In America, the office once inhabited by Lincoln and Franklin Delano Roosevelt is now occupied by a reality television star who promised to supercharge the economy, resurrect deceased industries, end the opioid crisis, cut taxes, and answer the immigration question all at once. He promised that “I alone can fix it” and he promised he would do it in months.
The economy. Immigration. Issues of war and peace. These are all big challenges, worthy of discussion, and likely their solutions will require sacrifice. True leadership will require politicians elevating these issues and being honest about the trade-offs involved, even if that means their poll numbers falling.

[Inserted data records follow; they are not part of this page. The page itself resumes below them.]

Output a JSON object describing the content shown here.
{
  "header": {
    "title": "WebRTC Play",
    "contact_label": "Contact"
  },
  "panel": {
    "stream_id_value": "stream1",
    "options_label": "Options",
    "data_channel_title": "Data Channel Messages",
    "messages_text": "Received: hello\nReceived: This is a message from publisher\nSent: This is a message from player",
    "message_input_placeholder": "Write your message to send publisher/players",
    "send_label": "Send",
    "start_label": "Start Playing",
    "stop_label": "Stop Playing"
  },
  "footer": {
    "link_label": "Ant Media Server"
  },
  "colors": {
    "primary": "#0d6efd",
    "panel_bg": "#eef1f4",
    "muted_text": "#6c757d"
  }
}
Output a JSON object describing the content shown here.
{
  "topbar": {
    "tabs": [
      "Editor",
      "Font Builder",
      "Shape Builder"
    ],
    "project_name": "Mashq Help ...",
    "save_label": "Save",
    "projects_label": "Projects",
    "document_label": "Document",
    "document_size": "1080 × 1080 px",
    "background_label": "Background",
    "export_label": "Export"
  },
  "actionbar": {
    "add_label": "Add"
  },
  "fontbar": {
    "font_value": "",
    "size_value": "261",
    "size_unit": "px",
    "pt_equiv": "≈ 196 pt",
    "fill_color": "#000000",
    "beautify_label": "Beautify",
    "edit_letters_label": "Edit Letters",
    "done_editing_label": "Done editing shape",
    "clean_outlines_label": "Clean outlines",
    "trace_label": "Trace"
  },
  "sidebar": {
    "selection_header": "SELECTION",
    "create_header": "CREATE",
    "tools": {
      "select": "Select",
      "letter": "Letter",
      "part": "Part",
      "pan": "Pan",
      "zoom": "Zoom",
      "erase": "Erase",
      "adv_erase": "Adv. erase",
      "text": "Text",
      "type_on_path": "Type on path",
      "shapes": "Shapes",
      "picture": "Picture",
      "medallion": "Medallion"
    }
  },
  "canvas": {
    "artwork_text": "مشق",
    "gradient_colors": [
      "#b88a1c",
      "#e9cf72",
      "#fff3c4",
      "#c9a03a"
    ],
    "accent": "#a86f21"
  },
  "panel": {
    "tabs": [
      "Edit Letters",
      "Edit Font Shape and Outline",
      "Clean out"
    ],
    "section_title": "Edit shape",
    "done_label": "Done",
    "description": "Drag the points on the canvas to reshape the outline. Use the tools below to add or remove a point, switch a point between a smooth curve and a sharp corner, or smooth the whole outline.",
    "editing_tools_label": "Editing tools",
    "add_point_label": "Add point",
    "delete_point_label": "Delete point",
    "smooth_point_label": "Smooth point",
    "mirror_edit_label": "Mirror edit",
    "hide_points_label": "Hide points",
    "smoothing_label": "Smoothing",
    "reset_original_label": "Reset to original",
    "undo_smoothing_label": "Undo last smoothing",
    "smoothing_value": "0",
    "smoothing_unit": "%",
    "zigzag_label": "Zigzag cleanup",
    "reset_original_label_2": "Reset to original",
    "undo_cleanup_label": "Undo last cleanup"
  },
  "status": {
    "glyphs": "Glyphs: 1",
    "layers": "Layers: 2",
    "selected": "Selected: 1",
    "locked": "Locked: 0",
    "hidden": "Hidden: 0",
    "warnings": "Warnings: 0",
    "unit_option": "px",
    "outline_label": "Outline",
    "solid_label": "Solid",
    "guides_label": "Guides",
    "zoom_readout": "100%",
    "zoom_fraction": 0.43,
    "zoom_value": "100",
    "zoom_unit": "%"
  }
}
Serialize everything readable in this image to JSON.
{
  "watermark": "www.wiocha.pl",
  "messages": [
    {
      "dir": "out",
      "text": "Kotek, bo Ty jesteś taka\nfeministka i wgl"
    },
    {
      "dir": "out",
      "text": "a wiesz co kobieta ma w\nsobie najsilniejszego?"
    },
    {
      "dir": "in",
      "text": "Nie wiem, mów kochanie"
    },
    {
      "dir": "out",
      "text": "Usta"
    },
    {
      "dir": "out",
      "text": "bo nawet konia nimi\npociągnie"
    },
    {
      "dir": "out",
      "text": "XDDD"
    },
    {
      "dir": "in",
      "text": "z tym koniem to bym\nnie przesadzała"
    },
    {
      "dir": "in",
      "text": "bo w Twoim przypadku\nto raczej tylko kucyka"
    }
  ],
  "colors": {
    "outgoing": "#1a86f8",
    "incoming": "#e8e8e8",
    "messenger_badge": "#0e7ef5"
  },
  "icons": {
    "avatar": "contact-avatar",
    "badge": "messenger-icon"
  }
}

Looking at other social trends though, our appetite for short-term gratification seems insatiable, outpacing our capacity for sustained application. In modern dating, Tinder, Bumble, and Grindr allow users to find ‘matches’ in seconds, replacing the longer-term effort required by the now outdated mode of meeting someone in real life, asking them on a date, and then going on it.
In news, Twitter is the chosen drug of political junkies: goodbye to well-researched analysis which takes time to write and digest; hello to hot-takes, irrespective or veracity or accuracy.
Bucking the trend towards ever shorter short-termism will be tricky, but there are some signs of promise.
In the business world, it is notable that the success stories of the twenty-first century so far, namely the tech giants, mainly have founder-CEOs who maintain majority stakes and insist on long-term planning.
In media, long-form journalism and podcasting are growing in popularity, and even Twitter (whose speed of consumption is its defining characteristic) has increased the length of posts from 140 characters to 280.
In politics, the longest-surviving premier in the G8 is Angela Merkel. Hopefully aspiring future leaders will take note and observe that long-term thinking and political longevity can go together.
Until then, I’m off to sell some shares, swipe left on Tinder, then tweet about it.
Benjamin Clayton is a Fellow at Harvard’s Kennedy School of Government. He was previously Chief of Staff at the British Government’s National Infrastructure Commission